• [Provided material]:

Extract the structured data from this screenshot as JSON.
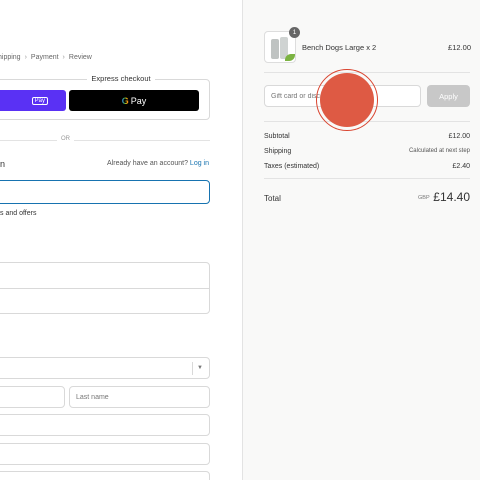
{
  "breadcrumb": {
    "items": [
      "hipping",
      "Payment",
      "Review"
    ],
    "separator": "›"
  },
  "express": {
    "title": "Express checkout",
    "shop_pay_label": "Pay",
    "gpay_g": "G",
    "gpay_label": "Pay"
  },
  "divider": {
    "or_label": "OR"
  },
  "contact": {
    "heading": "n",
    "account_prompt": "Already have an account?",
    "login_link": "Log in",
    "email_value": "",
    "newsletter_label": "s and offers"
  },
  "delivery": {
    "last_name_placeholder": "Last name",
    "caret": "▼"
  },
  "order": {
    "item_quantity_badge": "1",
    "item_name": "Bench Dogs Large x 2",
    "item_price": "£12.00"
  },
  "discount": {
    "placeholder": "Gift card or discount code",
    "apply_label": "Apply"
  },
  "summary": {
    "subtotal_label": "Subtotal",
    "subtotal_value": "£12.00",
    "shipping_label": "Shipping",
    "shipping_value": "Calculated at next step",
    "taxes_label": "Taxes (estimated)",
    "taxes_value": "£2.40",
    "total_label": "Total",
    "currency": "GBP",
    "total_value": "£14.40"
  },
  "colors": {
    "link": "#1773b0",
    "shop_pay": "#5a31f4",
    "gpay": "#000000",
    "apply_disabled": "#c8c8c8",
    "click_marker": "#de5a44"
  },
  "icons": [
    "product-thumbnail",
    "chevron-down-icon",
    "google-g-icon",
    "click-marker"
  ]
}
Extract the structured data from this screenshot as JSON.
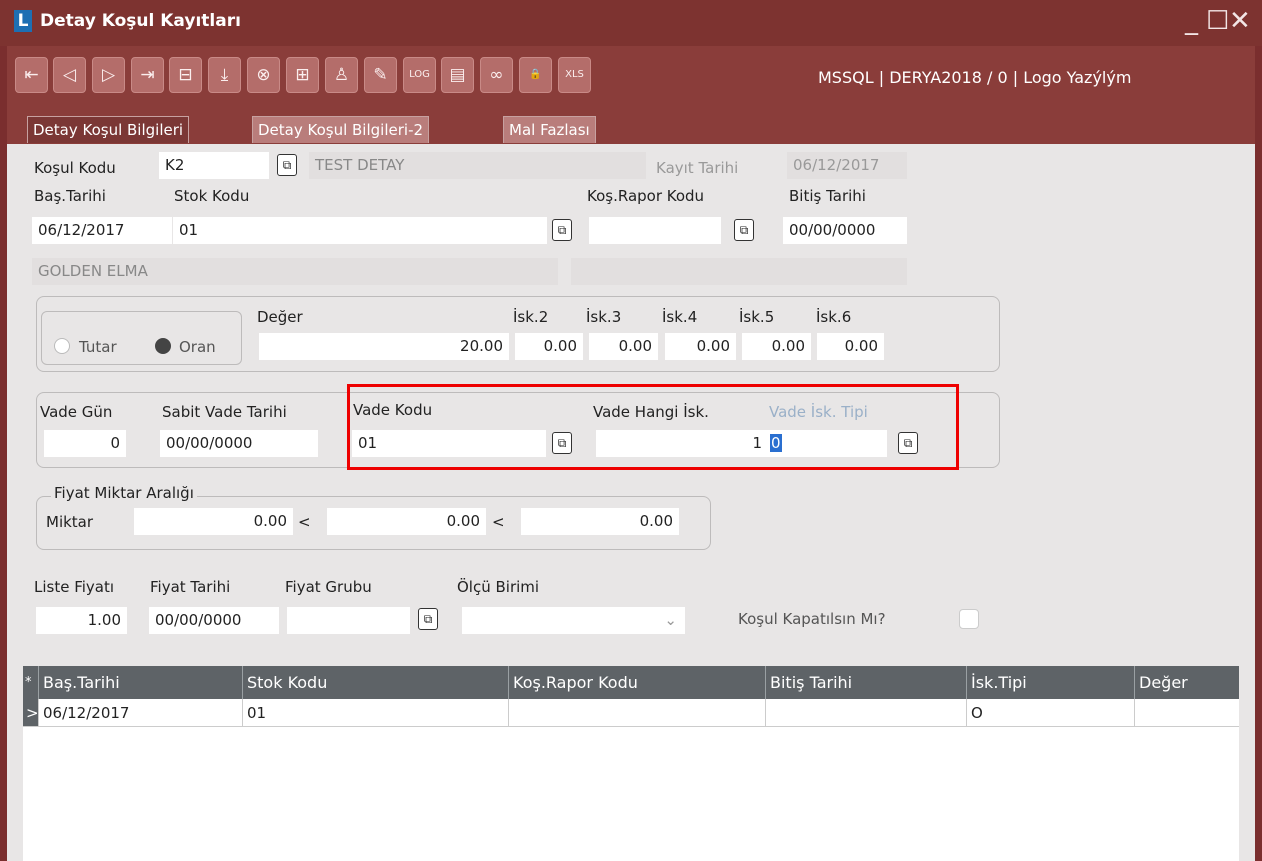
{
  "window": {
    "title": "Detay Koşul Kayıtları",
    "logo_letter": "L",
    "minimize": "_",
    "maximize": "☐",
    "close": "✕"
  },
  "toolbar": {
    "buttons": [
      {
        "icon": "first-record-icon",
        "glyph": "⇤"
      },
      {
        "icon": "previous-record-icon",
        "glyph": "◁"
      },
      {
        "icon": "next-record-icon",
        "glyph": "▷"
      },
      {
        "icon": "last-record-icon",
        "glyph": "⇥"
      },
      {
        "icon": "delete-record-icon",
        "glyph": "⊟"
      },
      {
        "icon": "save-icon",
        "glyph": "⤓"
      },
      {
        "icon": "cancel-icon",
        "glyph": "⊗"
      },
      {
        "icon": "new-record-icon",
        "glyph": "⊞"
      },
      {
        "icon": "user-icon",
        "glyph": "♙"
      },
      {
        "icon": "edit-icon",
        "glyph": "✎"
      },
      {
        "icon": "log-icon",
        "glyph": "LOG"
      },
      {
        "icon": "document-icon",
        "glyph": "▤"
      },
      {
        "icon": "link-icon",
        "glyph": "∞"
      },
      {
        "icon": "lock-icon",
        "glyph": "🔒"
      },
      {
        "icon": "excel-export-icon",
        "glyph": "XLS"
      }
    ],
    "db_info": "MSSQL | DERYA2018 / 0 | Logo Yazýlým"
  },
  "tabs": [
    "Detay Koşul Bilgileri",
    "Detay Koşul Bilgileri-2",
    "Mal Fazlası"
  ],
  "form": {
    "kosul_kodu_label": "Koşul Kodu",
    "kosul_kodu": "K2",
    "kosul_desc": "TEST DETAY",
    "kayit_tarihi_label": "Kayıt Tarihi",
    "kayit_tarihi": "06/12/2017",
    "bas_tarihi_label": "Baş.Tarihi",
    "bas_tarihi": "06/12/2017",
    "stok_kodu_label": "Stok Kodu",
    "stok_kodu": "01",
    "kos_rapor_label": "Koş.Rapor Kodu",
    "kos_rapor": "",
    "bitis_tarihi_label": "Bitiş Tarihi",
    "bitis_tarihi": "00/00/0000",
    "stok_adi": "GOLDEN ELMA",
    "stok_extra": "",
    "lookup_glyph": "⧉"
  },
  "discount": {
    "tutar_label": "Tutar",
    "oran_label": "Oran",
    "selected": "Oran",
    "deger_label": "Değer",
    "deger": "20.00",
    "isk_labels": [
      "İsk.2",
      "İsk.3",
      "İsk.4",
      "İsk.5",
      "İsk.6"
    ],
    "isk_values": [
      "0.00",
      "0.00",
      "0.00",
      "0.00",
      "0.00"
    ]
  },
  "vade": {
    "vade_gun_label": "Vade Gün",
    "vade_gun": "0",
    "sabit_vade_label": "Sabit Vade Tarihi",
    "sabit_vade": "00/00/0000",
    "vade_kodu_label": "Vade Kodu",
    "vade_kodu": "01",
    "vade_hangi_label": "Vade Hangi İsk.",
    "vade_hangi": "1",
    "vade_tipi_label": "Vade İsk. Tipi",
    "vade_tipi": "0"
  },
  "price_range": {
    "group_label": "Fiyat Miktar Aralığı",
    "miktar_label": "Miktar",
    "values": [
      "0.00",
      "0.00",
      "0.00"
    ],
    "separator": "<"
  },
  "price": {
    "liste_label": "Liste Fiyatı",
    "liste": "1.00",
    "fiyat_tarihi_label": "Fiyat Tarihi",
    "fiyat_tarihi": "00/00/0000",
    "fiyat_grubu_label": "Fiyat Grubu",
    "fiyat_grubu": "",
    "olcu_label": "Ölçü Birimi",
    "olcu": "",
    "kapat_label": "Koşul Kapatılsın Mı?"
  },
  "grid": {
    "headers": [
      "Baş.Tarihi",
      "Stok Kodu",
      "Koş.Rapor Kodu",
      "Bitiş Tarihi",
      "İsk.Tipi",
      "Değer"
    ],
    "rows": [
      [
        "06/12/2017",
        "01",
        "",
        "",
        "O",
        ""
      ]
    ],
    "row_marker": ">",
    "new_row_marker": "*"
  }
}
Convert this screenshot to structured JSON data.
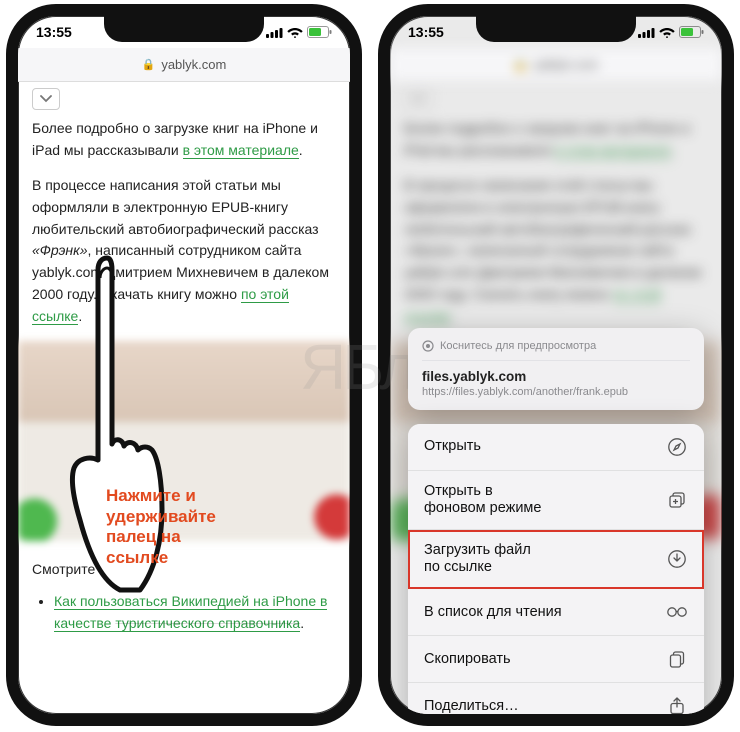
{
  "status": {
    "time": "13:55"
  },
  "urlbar": {
    "domain": "yablyk.com"
  },
  "article": {
    "p1a": "Более подробно о загрузке книг на iPhone и iPad мы рассказывали ",
    "p1_link": "в этом материале",
    "p1b": ".",
    "p2a": "В процессе написания этой статьи мы оформляли в электронную EPUB-книгу любительский автобиографический рассказ ",
    "p2_title": "«Фрэнк»",
    "p2b": ", написанный сотрудником сайта yablyk.com Дмитрием Михневичем в далеком 2000 году. Скачать книгу можно ",
    "p2_link": "по этой ссылке",
    "p2c": ".",
    "see_also": "Смотрите также:",
    "li1a": "Как пользоваться Википедией на iPhone в качестве ",
    "li1b": "туристического справочника",
    "li1c": "."
  },
  "callout": {
    "l1": "Нажмите и",
    "l2": "удерживайте",
    "l3": "палец на",
    "l4": "ссылке"
  },
  "context": {
    "preview_hint": "Коснитесь для предпросмотра",
    "preview_domain": "files.yablyk.com",
    "preview_url": "https://files.yablyk.com/another/frank.epub",
    "items": {
      "open": "Открыть",
      "open_bg_l1": "Открыть в",
      "open_bg_l2": "фоновом режиме",
      "download_l1": "Загрузить файл",
      "download_l2": "по ссылке",
      "reading_list": "В список для чтения",
      "copy": "Скопировать",
      "share": "Поделиться…"
    }
  },
  "watermark": "ЯБлык"
}
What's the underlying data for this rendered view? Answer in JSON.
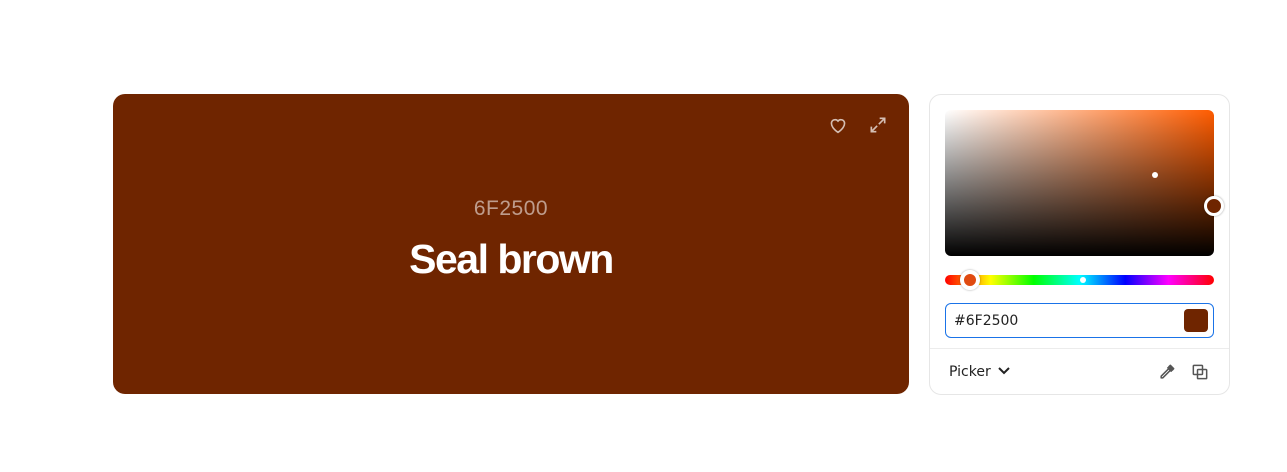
{
  "swatch": {
    "hex_label": "6F2500",
    "color_name": "Seal brown",
    "background": "#6F2500",
    "icons": [
      "heart-icon",
      "expand-icon"
    ]
  },
  "picker": {
    "hue_color": "#FF5C00",
    "hex_value": "#6F2500",
    "preview_color": "#6F2500",
    "mode_label": "Picker",
    "tools": [
      "eyedropper-icon",
      "copy-icon"
    ]
  }
}
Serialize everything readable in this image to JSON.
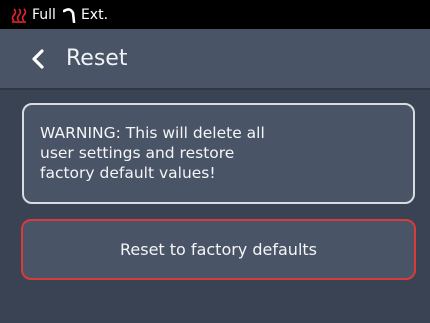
{
  "status_bar": {
    "heat_icon": "heater-icon",
    "mode_label": "Full",
    "hose_icon": "hose-icon",
    "ext_label": "Ext."
  },
  "header": {
    "back_icon": "chevron-left-icon",
    "title": "Reset"
  },
  "warning": {
    "text": "WARNING: This will delete all\nuser settings and restore\nfactory default values!"
  },
  "reset_button": {
    "label": "Reset to factory defaults"
  },
  "colors": {
    "background": "#3a4354",
    "panel": "#4a5467",
    "status_bar": "#000000",
    "heat_icon": "#e0262b",
    "danger_border": "#d93a3a",
    "box_border": "#d8dbe0"
  }
}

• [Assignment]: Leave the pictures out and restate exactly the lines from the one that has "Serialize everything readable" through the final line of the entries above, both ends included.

• [Your solution]:
Serialize everything readable in this image to JSON.
{
  "status_bar": {
    "heat_icon": "heater-icon",
    "mode_label": "Full",
    "hose_icon": "hose-icon",
    "ext_label": "Ext."
  },
  "header": {
    "back_icon": "chevron-left-icon",
    "title": "Reset"
  },
  "warning": {
    "text": "WARNING: This will delete all\nuser settings and restore\nfactory default values!"
  },
  "reset_button": {
    "label": "Reset to factory defaults"
  },
  "colors": {
    "background": "#3a4354",
    "panel": "#4a5467",
    "status_bar": "#000000",
    "heat_icon": "#e0262b",
    "danger_border": "#d93a3a",
    "box_border": "#d8dbe0"
  }
}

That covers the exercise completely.